Clothing and gear manufacturer Patagonia has always relished the challenge of a hard climb. Since its founding in 1975 by legendary outdoorsman and environmentalist Yvon Chouinard, the company has pursued a dual mission: to make a profit even as it “uses business to inspire solutions to the environmental crisis,” says Rose Marcario, the company’s chief operating officer and CFO.
A corporate-finance veteran who has held top positions at LA Gear, National Rectifier, and General Magic, Marcario, 46, says she initially entertained “a healthy skepticism” about Patagonia’s determination to succeed on its own terms. “I didn’t think it was possible to blend a social and environmental mission with profit targets, but now I am a total convert,” she says.
And why not? Privately held Patagonia (Chouinard refuses to take the company public) has been profitable for most of its existence, generating about $400 million in annual revenues. Indeed, the contrarian company has even managed to defy the recent economic downturn: Patagonia recorded its best two years in 2008 and 2009, in terms of revenue and net income, and is on firmer financial ground than ever.
Still, like finance chiefs — and COOs — of more-conventional companies, Marcario had tough choices to make during the recession, as she told CFO in a recent interview.
How do you reconcile being a COO who has to spend to develop products and a CFO who has to rein in spending?
I hate CFOs who always say no. I think the best CFOs are operationally oriented and know how to balance a responsible spending model with a strategic plan. You have to take risks and work hard at creating an environment of transparency. I’ve seen in my own career that it’s a mistake when finance chiefs are too proprietary about information — when they have an old-school paradigm where knowledge equals power and it’s best to hoard it. That’s never good for a company.
Focusing on your CFO role, what’s been most challenging in steering Patagonia through the recent crisis?

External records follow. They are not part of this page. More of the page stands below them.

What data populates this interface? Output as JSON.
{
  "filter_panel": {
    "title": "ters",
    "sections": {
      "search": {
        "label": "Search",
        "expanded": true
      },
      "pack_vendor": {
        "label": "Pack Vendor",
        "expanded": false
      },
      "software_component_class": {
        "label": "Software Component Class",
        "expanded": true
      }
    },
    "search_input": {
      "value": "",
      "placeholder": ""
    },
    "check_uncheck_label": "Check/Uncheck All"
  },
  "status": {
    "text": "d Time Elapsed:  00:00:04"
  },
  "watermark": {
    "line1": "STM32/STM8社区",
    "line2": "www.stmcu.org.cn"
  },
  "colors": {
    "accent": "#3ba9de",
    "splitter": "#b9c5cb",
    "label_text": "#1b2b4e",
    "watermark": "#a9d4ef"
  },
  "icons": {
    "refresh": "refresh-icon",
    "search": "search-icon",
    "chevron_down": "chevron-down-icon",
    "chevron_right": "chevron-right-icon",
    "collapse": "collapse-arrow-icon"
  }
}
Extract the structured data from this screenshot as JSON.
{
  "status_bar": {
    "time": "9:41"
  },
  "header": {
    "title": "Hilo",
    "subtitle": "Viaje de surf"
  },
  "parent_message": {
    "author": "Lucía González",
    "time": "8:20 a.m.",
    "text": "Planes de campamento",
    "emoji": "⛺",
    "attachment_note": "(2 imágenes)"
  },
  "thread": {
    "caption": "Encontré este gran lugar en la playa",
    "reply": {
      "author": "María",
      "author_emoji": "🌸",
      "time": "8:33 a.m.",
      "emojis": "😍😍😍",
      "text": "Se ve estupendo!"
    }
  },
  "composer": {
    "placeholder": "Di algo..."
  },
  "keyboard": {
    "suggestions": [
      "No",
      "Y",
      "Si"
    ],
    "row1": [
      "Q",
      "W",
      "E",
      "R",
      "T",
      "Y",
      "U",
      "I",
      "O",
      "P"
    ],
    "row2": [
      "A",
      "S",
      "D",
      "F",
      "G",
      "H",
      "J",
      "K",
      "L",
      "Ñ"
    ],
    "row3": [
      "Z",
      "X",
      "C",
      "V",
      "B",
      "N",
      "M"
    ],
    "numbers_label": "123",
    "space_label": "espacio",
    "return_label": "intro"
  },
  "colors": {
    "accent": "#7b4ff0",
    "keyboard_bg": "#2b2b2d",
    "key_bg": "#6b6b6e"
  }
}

The toughest forward-looking decision was related to our inventory purchasing plan. I was looking very hard at style proliferation — Patagonia is known for being innovative and introducing a lot of new products every season. I was trying to trim back a little and balance our desire to offer new styles with our need to manage inventory based on weakening preseason orders.
Also, we decided to freeze hiring and salaries, and we stopped our 401(k) discretionary match. Everyone at the company went into belt-tightening mode, because it was a very uncertain time. Fortunately, when 2009 came to an end and we did a full assessment, we saw that we had fared well, and we gave back what we asked the company to sacrifice, by retroactively reinstating all the employee raises for the year, reinstating the 401(k) matching contributions, and lifting the hiring freeze.
What about external pressures, such as access to credit?
Our main operating line came up for renewal right in the middle of the financial crisis. I could have put off the renegotiation because we had a strong balance sheet, but I decided to just go for it, since I was operating from a position of strength — we were still thriving and growing. In the end, the crisis made our banking relationships stronger and more flexible because lenders viewed us as a good partner (see related story, “Take Control of Your Bankers“). At a time when many banks were slashing credit lines, we nearly doubled our capacity and got better terms. I wouldn’t have believed it if I hadn’t lived through it.